# 1 A current source mosfet heats up I set up this circuit on a breadboad but it doesn't seen to work correctly. I used 1 ohm(5%) for the sense resestor and set the voltage using a divider down to 1v but there're 2 issues:

1- the voltage across the resistor is about .8 V and goes down after a little bit I guess because the mosfet on resistance increases with temperature.

2- The mosfet heats up so quickly (it's heat-sinked) although it has a very low on resistance of .025 ohm (irfz44n).

I tried to put a small series resistance with the the gate of the mosfet so it prevent ringing but still the same problem. I even put 10 kOHM resistor to make a schmitt trigger but also didn't work.

I'm using a 12 V, 1 A limited voltage source and LM358 for the OpAmp.

• Calculate the power dissipation in the MOSFET. – user253751 Apr 19 '17 at 22:45

low on resistance of .025 ohm (irfz44n).

The Rds(on) in the datasheet applies when the FET is fully switched (aka used in the saturation region).

This circuit uses the FET in the linear region, so this spec doesn't apply.

Anyway it's very easy to calculate the power consumed by the FET. The current is 1 A. The voltage is 12 V less a tiny amount for the sense resistor. So the power consumption must be very near 12 W.

With 62 C/W junction-to-ambient thermal resistance (per the IR/Infineon datasheet), that's more than enough let the smoke out of the part.

• Can 12W make a mosfet this hot (uncomfortable to touch even with heat sink )? – iMohaned Apr 19 '17 at 22:36
• Yes. 12 W will heat the part up to 750 C (internally, and assuming standard test conditions from the datasheet)...meaning really it will burn the part up. – The Photon Apr 19 '17 at 22:37
• I've seen the edit, ok but what does this sentence from the datasheet mean? "The TO-220 package is universally preferred for all commercial-industrial applications at power dissipation levels to approximately 50 watts. " – iMohaned Apr 19 '17 at 22:38
• It means if you bolt a heat sink to it and blow forced air over it, it can probably handle that much power. – The Photon Apr 19 '17 at 22:39
• No, the op-amp doesn't do that.
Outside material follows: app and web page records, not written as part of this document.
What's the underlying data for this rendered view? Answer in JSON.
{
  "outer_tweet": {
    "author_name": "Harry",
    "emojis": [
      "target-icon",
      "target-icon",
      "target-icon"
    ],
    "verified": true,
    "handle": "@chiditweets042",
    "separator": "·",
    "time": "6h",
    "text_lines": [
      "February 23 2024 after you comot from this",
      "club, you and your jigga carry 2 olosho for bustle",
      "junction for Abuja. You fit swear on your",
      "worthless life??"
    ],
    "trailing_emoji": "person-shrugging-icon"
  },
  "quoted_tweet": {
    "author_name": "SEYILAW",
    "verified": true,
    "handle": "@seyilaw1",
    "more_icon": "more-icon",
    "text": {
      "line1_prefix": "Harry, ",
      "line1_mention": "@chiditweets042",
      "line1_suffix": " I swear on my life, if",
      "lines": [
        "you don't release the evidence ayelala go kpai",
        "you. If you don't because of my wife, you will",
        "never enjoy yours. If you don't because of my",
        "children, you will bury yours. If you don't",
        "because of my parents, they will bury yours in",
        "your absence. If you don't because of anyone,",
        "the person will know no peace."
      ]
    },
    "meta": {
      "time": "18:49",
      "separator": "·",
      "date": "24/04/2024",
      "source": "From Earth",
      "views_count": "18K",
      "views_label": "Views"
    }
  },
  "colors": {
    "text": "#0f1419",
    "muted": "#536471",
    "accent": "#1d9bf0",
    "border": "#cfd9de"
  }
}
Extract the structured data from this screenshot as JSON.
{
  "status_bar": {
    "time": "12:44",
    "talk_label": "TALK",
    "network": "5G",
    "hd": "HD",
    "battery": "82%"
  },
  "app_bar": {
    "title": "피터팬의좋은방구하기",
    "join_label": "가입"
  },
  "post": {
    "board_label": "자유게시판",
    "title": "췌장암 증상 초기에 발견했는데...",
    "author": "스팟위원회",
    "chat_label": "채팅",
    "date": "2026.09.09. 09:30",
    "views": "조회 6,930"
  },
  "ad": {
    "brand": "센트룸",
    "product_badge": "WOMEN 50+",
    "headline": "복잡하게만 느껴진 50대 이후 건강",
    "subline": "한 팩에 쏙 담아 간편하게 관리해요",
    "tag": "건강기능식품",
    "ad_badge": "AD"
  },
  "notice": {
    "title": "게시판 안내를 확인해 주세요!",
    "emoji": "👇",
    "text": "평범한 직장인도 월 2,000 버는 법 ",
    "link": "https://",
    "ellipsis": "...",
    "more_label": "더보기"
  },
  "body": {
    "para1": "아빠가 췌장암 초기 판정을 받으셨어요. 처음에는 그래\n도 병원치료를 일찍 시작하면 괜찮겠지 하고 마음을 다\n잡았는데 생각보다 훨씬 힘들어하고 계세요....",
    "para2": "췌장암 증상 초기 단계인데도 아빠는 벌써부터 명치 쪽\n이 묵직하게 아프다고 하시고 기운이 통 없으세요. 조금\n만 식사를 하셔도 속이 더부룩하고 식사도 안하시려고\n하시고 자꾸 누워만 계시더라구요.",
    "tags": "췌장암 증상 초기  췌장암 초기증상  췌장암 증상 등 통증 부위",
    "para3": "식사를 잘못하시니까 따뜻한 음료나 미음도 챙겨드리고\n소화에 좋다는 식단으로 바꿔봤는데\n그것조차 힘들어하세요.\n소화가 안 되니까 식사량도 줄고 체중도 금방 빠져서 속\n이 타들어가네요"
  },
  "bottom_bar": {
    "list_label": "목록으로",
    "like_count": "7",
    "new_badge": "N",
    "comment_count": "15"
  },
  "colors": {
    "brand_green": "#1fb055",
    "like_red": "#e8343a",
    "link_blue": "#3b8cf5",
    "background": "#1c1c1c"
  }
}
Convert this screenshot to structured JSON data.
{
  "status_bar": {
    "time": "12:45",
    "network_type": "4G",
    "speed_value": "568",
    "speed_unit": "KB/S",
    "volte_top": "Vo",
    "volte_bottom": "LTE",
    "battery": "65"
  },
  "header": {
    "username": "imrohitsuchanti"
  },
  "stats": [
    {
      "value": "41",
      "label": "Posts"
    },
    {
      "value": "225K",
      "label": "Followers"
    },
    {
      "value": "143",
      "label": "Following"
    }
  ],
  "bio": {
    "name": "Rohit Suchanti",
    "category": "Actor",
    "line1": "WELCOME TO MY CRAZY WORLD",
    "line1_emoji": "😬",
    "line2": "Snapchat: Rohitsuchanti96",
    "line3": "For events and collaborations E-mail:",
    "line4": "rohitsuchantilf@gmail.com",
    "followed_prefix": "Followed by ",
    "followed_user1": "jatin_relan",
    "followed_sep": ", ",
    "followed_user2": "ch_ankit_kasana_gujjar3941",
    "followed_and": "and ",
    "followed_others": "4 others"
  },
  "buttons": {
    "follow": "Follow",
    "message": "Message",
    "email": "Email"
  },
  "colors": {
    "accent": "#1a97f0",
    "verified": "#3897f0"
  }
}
It is a (more or less) linear amplifier itself. – The Photon Apr 19 '17 at 22:49